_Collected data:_
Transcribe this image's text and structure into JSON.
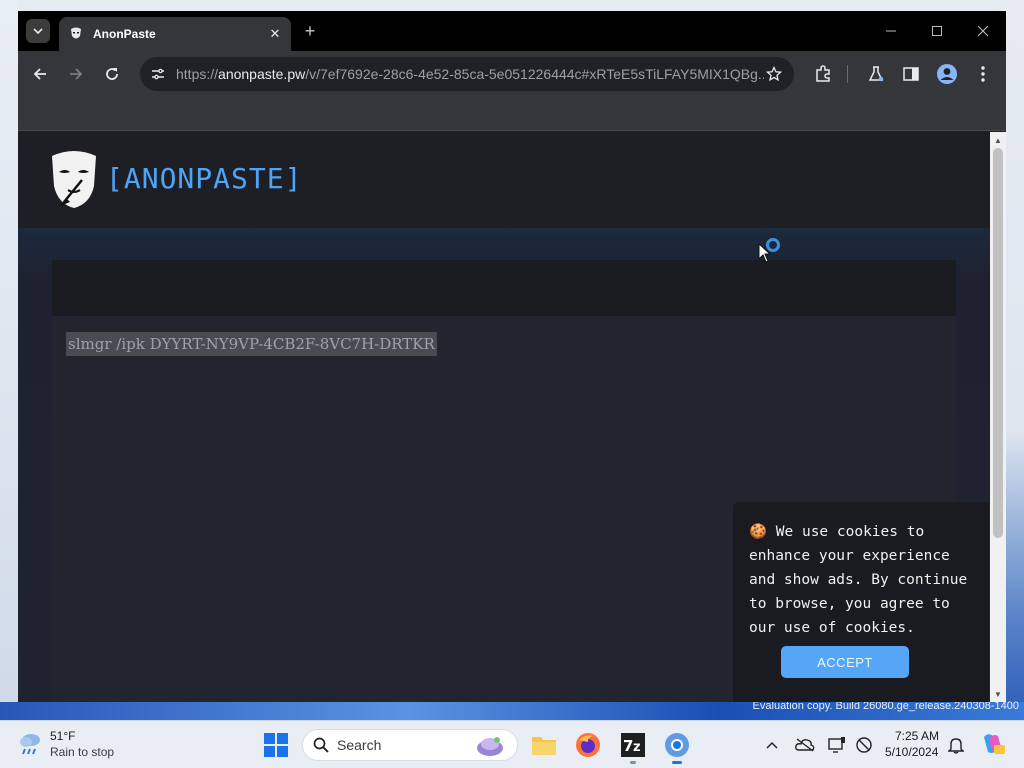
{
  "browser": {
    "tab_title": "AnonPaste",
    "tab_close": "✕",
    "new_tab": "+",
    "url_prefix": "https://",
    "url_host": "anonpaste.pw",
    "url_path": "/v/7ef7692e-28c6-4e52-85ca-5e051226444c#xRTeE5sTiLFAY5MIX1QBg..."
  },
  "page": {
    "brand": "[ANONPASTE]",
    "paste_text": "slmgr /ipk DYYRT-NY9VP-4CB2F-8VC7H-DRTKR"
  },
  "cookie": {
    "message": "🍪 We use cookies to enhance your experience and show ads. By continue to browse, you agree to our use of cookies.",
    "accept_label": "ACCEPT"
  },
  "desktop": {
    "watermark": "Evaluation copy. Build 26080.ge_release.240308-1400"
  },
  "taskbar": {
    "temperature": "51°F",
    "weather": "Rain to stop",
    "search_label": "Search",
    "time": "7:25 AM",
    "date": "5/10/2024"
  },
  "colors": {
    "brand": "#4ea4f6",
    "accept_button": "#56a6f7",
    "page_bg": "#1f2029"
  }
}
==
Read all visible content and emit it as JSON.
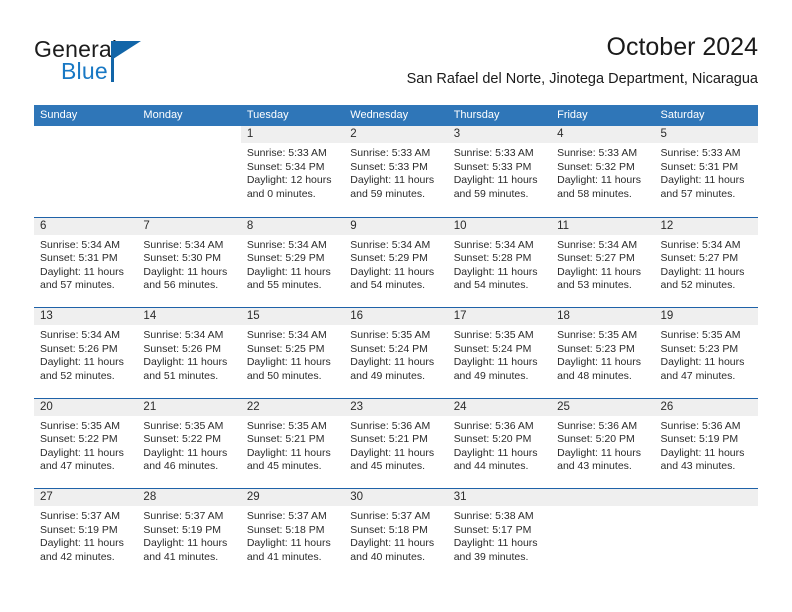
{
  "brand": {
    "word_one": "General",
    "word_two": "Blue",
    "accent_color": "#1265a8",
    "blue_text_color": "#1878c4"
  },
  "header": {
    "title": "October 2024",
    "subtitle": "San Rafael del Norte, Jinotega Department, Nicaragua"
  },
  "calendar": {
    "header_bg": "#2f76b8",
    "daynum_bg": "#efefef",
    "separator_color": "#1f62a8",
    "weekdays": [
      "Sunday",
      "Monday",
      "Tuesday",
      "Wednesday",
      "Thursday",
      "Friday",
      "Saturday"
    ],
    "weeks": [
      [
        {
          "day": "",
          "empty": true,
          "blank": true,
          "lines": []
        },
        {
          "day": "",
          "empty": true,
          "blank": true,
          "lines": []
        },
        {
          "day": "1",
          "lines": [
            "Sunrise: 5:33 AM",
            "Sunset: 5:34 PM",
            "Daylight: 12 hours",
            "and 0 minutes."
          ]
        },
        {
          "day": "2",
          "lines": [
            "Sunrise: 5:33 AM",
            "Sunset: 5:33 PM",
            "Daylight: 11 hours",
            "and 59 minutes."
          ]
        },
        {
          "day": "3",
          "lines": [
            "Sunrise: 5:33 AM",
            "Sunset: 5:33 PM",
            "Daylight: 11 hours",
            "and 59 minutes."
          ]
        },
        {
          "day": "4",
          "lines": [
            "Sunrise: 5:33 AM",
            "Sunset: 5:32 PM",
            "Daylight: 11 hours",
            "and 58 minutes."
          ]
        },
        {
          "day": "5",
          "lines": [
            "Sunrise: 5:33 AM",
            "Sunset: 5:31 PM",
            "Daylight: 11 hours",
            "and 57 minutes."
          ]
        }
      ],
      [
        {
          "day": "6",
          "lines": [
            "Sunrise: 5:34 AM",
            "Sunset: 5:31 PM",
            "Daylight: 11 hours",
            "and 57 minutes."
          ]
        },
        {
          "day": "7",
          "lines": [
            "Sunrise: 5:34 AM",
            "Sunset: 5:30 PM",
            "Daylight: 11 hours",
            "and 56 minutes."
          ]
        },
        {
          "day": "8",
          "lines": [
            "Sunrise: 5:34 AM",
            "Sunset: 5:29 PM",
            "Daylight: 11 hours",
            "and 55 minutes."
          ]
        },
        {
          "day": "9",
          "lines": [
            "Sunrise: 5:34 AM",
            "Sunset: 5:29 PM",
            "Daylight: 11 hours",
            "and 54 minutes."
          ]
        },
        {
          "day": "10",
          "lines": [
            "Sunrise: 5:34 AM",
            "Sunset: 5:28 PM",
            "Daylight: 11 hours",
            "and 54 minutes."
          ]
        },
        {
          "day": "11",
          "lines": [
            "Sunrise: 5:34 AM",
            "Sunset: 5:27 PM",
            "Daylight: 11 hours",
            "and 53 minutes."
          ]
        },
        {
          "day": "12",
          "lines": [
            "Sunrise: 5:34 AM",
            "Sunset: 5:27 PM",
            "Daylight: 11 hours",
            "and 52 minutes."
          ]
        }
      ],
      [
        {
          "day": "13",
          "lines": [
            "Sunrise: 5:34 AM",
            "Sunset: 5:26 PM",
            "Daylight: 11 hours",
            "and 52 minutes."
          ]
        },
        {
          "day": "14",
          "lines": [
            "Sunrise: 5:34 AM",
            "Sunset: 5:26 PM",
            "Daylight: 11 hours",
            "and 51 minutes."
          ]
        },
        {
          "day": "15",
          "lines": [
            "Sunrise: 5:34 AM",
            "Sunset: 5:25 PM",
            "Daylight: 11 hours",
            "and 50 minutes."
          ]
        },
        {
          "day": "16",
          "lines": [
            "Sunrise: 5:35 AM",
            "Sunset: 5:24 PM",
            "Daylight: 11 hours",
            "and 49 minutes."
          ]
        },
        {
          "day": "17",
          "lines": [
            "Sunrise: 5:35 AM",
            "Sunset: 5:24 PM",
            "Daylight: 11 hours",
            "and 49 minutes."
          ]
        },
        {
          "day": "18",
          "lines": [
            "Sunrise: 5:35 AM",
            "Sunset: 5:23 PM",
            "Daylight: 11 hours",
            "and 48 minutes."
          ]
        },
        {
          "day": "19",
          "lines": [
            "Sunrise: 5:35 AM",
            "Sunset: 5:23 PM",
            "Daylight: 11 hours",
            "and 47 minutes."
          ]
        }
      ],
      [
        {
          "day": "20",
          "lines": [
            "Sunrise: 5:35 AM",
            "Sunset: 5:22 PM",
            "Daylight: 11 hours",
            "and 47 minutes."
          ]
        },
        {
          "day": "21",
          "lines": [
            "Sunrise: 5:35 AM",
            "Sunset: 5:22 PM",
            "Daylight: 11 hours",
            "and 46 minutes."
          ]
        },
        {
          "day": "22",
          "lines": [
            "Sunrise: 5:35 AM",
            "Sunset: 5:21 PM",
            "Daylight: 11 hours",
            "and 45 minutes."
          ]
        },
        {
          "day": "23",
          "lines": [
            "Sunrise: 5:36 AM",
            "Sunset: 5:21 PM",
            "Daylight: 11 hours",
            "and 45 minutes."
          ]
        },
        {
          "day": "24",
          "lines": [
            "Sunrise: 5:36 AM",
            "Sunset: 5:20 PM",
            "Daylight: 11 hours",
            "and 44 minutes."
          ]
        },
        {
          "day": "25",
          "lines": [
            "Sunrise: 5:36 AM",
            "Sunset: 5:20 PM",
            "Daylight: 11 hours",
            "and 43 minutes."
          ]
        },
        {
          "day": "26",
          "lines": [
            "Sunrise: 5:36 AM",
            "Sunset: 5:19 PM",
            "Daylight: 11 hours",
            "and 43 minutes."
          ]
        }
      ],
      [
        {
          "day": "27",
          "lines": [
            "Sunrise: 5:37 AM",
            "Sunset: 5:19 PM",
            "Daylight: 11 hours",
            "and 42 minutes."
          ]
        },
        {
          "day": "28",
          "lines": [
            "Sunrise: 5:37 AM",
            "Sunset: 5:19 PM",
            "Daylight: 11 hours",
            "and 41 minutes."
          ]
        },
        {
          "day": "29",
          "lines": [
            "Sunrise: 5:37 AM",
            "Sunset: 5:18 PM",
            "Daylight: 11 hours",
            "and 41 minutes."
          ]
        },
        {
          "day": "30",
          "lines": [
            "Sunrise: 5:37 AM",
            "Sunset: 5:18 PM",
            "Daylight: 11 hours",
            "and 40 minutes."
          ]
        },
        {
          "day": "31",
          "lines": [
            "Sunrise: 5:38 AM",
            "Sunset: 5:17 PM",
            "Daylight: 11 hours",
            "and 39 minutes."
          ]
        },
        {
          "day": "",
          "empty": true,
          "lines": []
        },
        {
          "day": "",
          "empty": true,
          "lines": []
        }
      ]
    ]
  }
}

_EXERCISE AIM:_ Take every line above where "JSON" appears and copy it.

_EXERCISE SOLUTION:_
Transcribe this image's text and structure into JSON.
Read all visible content and emit it as JSON.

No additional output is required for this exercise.